• [YOUR TASK]:
Give back all of the records underneath exactly, with no omissions.

Items from a dataset:
* * * *

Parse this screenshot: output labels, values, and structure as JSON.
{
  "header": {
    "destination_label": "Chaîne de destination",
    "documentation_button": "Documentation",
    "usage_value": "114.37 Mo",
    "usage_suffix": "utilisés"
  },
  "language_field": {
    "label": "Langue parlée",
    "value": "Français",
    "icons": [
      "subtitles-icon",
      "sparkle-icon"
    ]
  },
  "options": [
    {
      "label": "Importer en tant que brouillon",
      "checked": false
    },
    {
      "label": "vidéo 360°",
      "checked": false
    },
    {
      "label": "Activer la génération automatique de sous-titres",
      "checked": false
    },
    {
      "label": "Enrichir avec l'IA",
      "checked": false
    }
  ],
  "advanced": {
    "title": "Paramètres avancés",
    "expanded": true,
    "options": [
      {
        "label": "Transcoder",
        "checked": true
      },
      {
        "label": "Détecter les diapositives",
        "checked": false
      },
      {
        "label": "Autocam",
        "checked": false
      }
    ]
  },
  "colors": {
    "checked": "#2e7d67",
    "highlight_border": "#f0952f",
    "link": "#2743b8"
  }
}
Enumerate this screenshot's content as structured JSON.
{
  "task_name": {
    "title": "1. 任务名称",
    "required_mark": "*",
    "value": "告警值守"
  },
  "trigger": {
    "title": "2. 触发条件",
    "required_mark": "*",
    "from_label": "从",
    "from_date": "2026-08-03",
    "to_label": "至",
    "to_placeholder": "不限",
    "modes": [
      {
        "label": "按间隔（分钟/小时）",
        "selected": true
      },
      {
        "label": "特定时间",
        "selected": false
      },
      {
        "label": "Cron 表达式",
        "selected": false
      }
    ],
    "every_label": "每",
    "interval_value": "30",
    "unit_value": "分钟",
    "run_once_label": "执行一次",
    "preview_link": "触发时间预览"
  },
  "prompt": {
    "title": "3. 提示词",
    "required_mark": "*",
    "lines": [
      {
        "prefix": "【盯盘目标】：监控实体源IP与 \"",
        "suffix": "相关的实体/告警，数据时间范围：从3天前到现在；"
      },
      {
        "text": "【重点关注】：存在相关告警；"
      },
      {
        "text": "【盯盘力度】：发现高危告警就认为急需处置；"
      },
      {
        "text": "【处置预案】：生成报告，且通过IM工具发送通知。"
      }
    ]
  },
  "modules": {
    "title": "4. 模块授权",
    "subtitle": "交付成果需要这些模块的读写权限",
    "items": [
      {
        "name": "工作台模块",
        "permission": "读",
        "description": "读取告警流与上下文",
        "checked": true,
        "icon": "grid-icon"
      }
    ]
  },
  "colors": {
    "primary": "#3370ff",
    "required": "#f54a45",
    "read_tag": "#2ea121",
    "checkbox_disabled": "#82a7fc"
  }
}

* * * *

• [RESULT FOR THIS EXERCISE]:
Parse this screenshot: output labels, values, and structure as JSON.
{
  "header": {
    "destination_label": "Chaîne de destination",
    "documentation_button": "Documentation",
    "usage_value": "114.37 Mo",
    "usage_suffix": "utilisés"
  },
  "language_field": {
    "label": "Langue parlée",
    "value": "Français",
    "icons": [
      "subtitles-icon",
      "sparkle-icon"
    ]
  },
  "options": [
    {
      "label": "Importer en tant que brouillon",
      "checked": false
    },
    {
      "label": "vidéo 360°",
      "checked": false
    },
    {
      "label": "Activer la génération automatique de sous-titres",
      "checked": false
    },
    {
      "label": "Enrichir avec l'IA",
      "checked": false
    }
  ],
  "advanced": {
    "title": "Paramètres avancés",
    "expanded": true,
    "options": [
      {
        "label": "Transcoder",
        "checked": true
      },
      {
        "label": "Détecter les diapositives",
        "checked": false
      },
      {
        "label": "Autocam",
        "checked": false
      }
    ]
  },
  "colors": {
    "checked": "#2e7d67",
    "highlight_border": "#f0952f",
    "link": "#2743b8"
  }
}
Enumerate this screenshot's content as structured JSON.
{
  "task_name": {
    "title": "1. 任务名称",
    "required_mark": "*",
    "value": "告警值守"
  },
  "trigger": {
    "title": "2. 触发条件",
    "required_mark": "*",
    "from_label": "从",
    "from_date": "2026-08-03",
    "to_label": "至",
    "to_placeholder": "不限",
    "modes": [
      {
        "label": "按间隔（分钟/小时）",
        "selected": true
      },
      {
        "label": "特定时间",
        "selected": false
      },
      {
        "label": "Cron 表达式",
        "selected": false
      }
    ],
    "every_label": "每",
    "interval_value": "30",
    "unit_value": "分钟",
    "run_once_label": "执行一次",
    "preview_link": "触发时间预览"
  },
  "prompt": {
    "title": "3. 提示词",
    "required_mark": "*",
    "lines": [
      {
        "prefix": "【盯盘目标】：监控实体源IP与 \"",
        "suffix": "相关的实体/告警，数据时间范围：从3天前到现在；"
      },
      {
        "text": "【重点关注】：存在相关告警；"
      },
      {
        "text": "【盯盘力度】：发现高危告警就认为急需处置；"
      },
      {
        "text": "【处置预案】：生成报告，且通过IM工具发送通知。"
      }
    ]
  },
  "modules": {
    "title": "4. 模块授权",
    "subtitle": "交付成果需要这些模块的读写权限",
    "items": [
      {
        "name": "工作台模块",
        "permission": "读",
        "description": "读取告警流与上下文",
        "checked": true,
        "icon": "grid-icon"
      }
    ]
  },
  "colors": {
    "primary": "#3370ff",
    "required": "#f54a45",
    "read_tag": "#2ea121",
    "checkbox_disabled": "#82a7fc"
  }
}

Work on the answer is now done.